> _WHAT YOU ARE ASKED TO DO_
Within the listing below, show every line that contains the word "Hızı".

> _MATERIAL PROVIDED_
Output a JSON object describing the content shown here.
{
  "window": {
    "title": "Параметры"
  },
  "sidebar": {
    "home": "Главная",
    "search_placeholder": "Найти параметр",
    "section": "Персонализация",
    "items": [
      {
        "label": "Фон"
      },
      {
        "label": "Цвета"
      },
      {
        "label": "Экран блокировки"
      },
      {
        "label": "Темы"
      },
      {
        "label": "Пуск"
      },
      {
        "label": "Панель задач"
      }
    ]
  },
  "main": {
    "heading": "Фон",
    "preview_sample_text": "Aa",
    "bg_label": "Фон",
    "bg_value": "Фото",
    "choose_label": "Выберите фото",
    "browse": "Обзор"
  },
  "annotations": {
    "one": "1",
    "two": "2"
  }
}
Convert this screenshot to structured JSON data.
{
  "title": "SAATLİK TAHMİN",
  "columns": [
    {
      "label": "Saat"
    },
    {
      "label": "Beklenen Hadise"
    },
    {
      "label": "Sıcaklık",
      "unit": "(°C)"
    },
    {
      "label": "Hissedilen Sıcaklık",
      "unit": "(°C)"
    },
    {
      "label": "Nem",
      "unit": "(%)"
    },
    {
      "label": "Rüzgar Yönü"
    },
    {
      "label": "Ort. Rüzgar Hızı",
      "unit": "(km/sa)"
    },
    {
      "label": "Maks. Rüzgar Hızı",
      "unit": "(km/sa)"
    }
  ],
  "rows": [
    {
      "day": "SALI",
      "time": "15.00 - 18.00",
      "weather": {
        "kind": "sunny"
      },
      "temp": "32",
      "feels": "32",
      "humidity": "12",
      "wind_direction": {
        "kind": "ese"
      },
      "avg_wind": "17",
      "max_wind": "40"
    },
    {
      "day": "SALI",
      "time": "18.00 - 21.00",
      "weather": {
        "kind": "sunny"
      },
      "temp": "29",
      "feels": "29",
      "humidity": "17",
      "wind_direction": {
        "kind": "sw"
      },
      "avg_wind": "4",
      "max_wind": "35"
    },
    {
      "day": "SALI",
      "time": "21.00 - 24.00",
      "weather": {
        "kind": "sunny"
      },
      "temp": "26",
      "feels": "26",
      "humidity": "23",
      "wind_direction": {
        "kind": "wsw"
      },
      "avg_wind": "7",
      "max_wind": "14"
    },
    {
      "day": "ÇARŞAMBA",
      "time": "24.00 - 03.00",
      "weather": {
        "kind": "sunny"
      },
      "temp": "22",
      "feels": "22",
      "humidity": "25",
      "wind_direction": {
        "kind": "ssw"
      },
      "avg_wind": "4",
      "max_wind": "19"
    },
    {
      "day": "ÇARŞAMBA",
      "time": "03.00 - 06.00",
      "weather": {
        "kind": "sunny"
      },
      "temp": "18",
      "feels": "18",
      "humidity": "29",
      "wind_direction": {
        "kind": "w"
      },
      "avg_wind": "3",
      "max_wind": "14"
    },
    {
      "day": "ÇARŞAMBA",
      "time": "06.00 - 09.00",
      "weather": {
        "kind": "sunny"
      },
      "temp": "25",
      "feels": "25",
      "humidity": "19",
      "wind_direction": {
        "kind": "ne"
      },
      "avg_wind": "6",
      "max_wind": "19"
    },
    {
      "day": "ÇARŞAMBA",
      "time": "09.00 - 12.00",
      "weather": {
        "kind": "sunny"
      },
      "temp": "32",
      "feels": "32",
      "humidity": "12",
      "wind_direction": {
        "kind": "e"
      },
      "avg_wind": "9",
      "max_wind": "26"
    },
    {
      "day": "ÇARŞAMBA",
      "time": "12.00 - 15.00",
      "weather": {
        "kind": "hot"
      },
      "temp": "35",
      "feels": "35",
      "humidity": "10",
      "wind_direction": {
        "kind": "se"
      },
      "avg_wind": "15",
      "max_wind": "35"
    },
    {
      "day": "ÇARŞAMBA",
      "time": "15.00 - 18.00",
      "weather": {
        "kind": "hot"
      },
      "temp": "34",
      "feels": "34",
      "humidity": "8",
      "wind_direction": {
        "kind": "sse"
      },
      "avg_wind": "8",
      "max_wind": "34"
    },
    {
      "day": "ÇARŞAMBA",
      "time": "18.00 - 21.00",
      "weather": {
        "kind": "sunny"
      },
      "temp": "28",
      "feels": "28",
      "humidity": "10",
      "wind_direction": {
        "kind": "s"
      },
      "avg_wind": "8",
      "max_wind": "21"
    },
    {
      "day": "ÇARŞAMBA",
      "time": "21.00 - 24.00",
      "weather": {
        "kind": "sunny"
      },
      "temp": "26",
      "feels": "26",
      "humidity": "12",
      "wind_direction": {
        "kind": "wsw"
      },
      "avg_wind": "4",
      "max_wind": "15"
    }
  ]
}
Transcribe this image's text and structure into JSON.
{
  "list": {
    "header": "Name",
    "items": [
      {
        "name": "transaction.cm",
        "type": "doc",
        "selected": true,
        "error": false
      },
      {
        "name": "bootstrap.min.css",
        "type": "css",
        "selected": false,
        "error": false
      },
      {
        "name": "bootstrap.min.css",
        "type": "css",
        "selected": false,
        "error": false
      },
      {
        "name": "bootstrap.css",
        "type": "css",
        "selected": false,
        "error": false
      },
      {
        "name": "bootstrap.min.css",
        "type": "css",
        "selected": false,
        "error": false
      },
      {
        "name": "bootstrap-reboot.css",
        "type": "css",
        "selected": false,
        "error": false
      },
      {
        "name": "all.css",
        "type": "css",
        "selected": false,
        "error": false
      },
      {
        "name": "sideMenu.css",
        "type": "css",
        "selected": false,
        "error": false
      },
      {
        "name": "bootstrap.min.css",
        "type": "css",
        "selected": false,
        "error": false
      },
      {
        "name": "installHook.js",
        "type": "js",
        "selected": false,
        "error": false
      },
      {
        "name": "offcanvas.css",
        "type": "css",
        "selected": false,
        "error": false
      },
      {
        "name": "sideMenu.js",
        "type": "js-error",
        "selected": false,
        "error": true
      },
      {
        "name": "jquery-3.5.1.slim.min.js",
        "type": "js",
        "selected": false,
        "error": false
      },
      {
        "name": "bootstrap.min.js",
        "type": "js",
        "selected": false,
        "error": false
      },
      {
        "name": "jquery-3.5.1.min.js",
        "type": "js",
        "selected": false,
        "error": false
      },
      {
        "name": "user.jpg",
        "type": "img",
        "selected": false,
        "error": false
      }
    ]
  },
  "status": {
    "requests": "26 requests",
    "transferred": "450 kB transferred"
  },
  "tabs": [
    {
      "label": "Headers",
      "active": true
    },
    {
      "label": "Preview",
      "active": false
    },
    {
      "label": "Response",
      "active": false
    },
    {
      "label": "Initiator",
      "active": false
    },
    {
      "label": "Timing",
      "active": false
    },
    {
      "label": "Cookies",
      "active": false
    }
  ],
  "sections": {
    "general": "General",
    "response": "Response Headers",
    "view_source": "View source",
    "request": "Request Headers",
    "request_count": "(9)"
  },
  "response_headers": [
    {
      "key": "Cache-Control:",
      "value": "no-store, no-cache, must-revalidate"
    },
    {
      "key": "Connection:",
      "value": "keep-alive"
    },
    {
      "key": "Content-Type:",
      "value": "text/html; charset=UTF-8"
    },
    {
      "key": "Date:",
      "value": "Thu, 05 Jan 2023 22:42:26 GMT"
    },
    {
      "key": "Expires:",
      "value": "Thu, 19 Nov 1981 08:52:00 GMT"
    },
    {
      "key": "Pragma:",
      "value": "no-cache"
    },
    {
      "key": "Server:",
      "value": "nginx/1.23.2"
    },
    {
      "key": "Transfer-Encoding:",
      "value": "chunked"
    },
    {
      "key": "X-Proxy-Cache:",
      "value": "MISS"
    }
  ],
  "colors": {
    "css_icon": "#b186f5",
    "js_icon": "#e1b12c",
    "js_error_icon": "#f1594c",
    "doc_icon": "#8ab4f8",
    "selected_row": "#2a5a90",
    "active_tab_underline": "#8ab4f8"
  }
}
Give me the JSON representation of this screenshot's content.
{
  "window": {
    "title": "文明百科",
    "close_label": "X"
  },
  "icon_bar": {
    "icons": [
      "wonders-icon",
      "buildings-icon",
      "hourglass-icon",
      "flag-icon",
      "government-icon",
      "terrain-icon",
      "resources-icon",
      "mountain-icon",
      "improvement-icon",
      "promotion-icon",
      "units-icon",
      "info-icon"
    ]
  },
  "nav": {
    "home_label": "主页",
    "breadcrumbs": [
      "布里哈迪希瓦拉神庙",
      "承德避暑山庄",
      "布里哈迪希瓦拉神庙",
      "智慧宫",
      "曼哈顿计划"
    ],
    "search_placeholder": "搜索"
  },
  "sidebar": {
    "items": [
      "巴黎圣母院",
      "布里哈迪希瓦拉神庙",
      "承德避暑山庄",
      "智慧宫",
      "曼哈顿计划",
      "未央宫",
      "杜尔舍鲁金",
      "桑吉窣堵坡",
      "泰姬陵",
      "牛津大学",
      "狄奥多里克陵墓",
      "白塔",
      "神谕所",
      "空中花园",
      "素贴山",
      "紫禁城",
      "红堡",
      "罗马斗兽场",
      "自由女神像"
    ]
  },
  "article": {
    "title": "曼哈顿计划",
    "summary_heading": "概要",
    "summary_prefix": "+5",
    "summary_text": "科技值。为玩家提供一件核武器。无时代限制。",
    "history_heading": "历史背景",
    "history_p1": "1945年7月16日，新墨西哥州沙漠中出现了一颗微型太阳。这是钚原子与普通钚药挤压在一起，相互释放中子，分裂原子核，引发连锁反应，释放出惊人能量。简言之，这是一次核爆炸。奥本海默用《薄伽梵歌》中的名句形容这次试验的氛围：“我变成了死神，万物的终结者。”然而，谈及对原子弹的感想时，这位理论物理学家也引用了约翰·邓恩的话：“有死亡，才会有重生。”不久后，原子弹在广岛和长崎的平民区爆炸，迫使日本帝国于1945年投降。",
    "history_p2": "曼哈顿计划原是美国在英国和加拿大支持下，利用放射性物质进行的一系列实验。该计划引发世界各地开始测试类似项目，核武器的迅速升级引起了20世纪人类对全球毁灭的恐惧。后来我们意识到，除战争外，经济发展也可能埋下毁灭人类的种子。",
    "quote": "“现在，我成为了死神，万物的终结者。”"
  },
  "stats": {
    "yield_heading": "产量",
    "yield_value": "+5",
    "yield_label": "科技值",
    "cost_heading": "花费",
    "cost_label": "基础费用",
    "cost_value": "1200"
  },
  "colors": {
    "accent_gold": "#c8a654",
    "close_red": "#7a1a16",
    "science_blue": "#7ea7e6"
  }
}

> _WRITTEN SOLUTION_
      "label": "Ort. Rüzgar Hızı",
      "label": "Maks. Rüzgar Hızı",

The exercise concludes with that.